As with everything in the universe, the Gods have also their cycles. When They move about our world, we sense Them deeply, When the Gods leave, They become remote to us. For example, Nanna-Suen, the God of the Moon of the Babylonians, follows the phases of the moon. He disappears at the dark and new moons. In the winter, when Odin rides with his Wild Hunt, a person can expect to encounter Him.
Modern people are baffled by cyclical time. Since the industrial age, societies have adapted to machines, which have no slack periods. People, on the other hand, have circadian rhythms that do not conform to unchanging machine time. Therefore, modern people become flummoxed with the disruption that the flu season brings. Even a snowfall will gum up the “well-oiled machine” of work, school, and commerce. Used to the inflexible rhythms of the industrial age, people have lost the ability to deal the ebb and flow of their lives.
Therefore, many people become alarmed when they no longer can sense a particular God. They forget that Gods are not on “machine time.” What we need to do is to understand the cycles of the Gods we revere. If we follow their rhythms, we will be in sync with the Cosmos.

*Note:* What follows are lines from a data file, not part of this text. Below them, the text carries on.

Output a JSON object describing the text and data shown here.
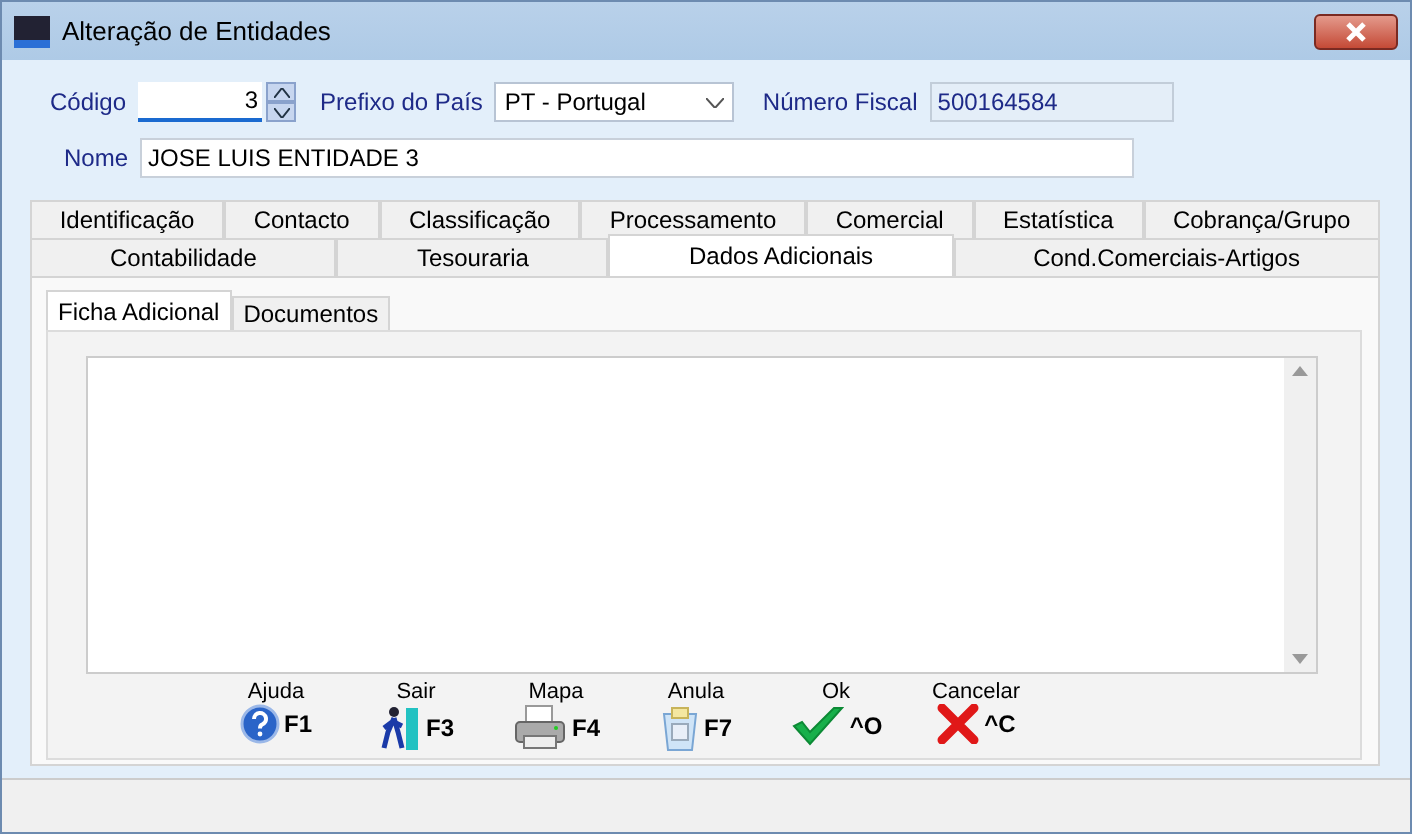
{
  "window": {
    "title": "Alteração de Entidades"
  },
  "form": {
    "codigo": {
      "label": "Código",
      "value": "3"
    },
    "prefixo": {
      "label": "Prefixo do País",
      "value": "PT - Portugal"
    },
    "nif": {
      "label": "Número Fiscal",
      "value": "500164584"
    },
    "nome": {
      "label": "Nome",
      "value": "JOSE LUIS ENTIDADE 3"
    }
  },
  "tab_rows": [
    [
      {
        "label": "Identificação",
        "selected": false
      },
      {
        "label": "Contacto",
        "selected": false
      },
      {
        "label": "Classificação",
        "selected": false
      },
      {
        "label": "Processamento",
        "selected": false
      },
      {
        "label": "Comercial",
        "selected": false
      },
      {
        "label": "Estatística",
        "selected": false
      },
      {
        "label": "Cobrança/Grupo",
        "selected": false
      }
    ],
    [
      {
        "label": "Contabilidade",
        "selected": false
      },
      {
        "label": "Tesouraria",
        "selected": false
      },
      {
        "label": "Dados Adicionais",
        "selected": true
      },
      {
        "label": "Cond.Comerciais-Artigos",
        "selected": false
      }
    ]
  ],
  "sub_tabs": [
    {
      "label": "Ficha Adicional",
      "selected": true
    },
    {
      "label": "Documentos",
      "selected": false
    }
  ],
  "buttons": [
    {
      "label": "Ajuda",
      "key": "F1"
    },
    {
      "label": "Sair",
      "key": "F3"
    },
    {
      "label": "Mapa",
      "key": "F4"
    },
    {
      "label": "Anula",
      "key": "F7"
    },
    {
      "label": "Ok",
      "key": "^O"
    },
    {
      "label": "Cancelar",
      "key": "^C"
    }
  ]
}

For me, the Babylonian Gods are at their strongest during the equinoxes. The Babylonians have divided their calendar to start and end at the equinoxes. The summer, when the heat ruled the land, is the time for the Dead and Ancestors.

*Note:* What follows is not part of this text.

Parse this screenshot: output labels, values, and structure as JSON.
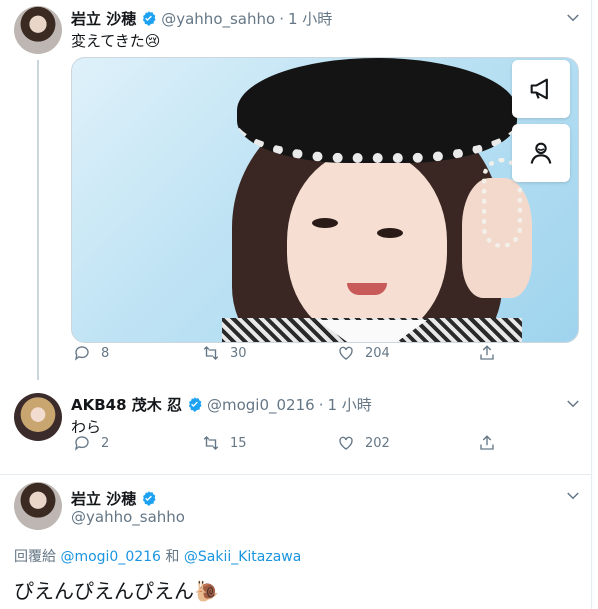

With the Gods of Canaan, summer is when Mot, the God of Death, stalks the land. Then, ‘Anat, a warrior Goddess, battles Mot and kills Him. With the coming rains of autumn, Ba‘al Haddad returns from the Underworld.
To know the Gods, the first thing is to step out of machine time. Remember that the Gods are not robots, but a part of the Cosmos. As we experience our ebbs and flows, so we can Theirs.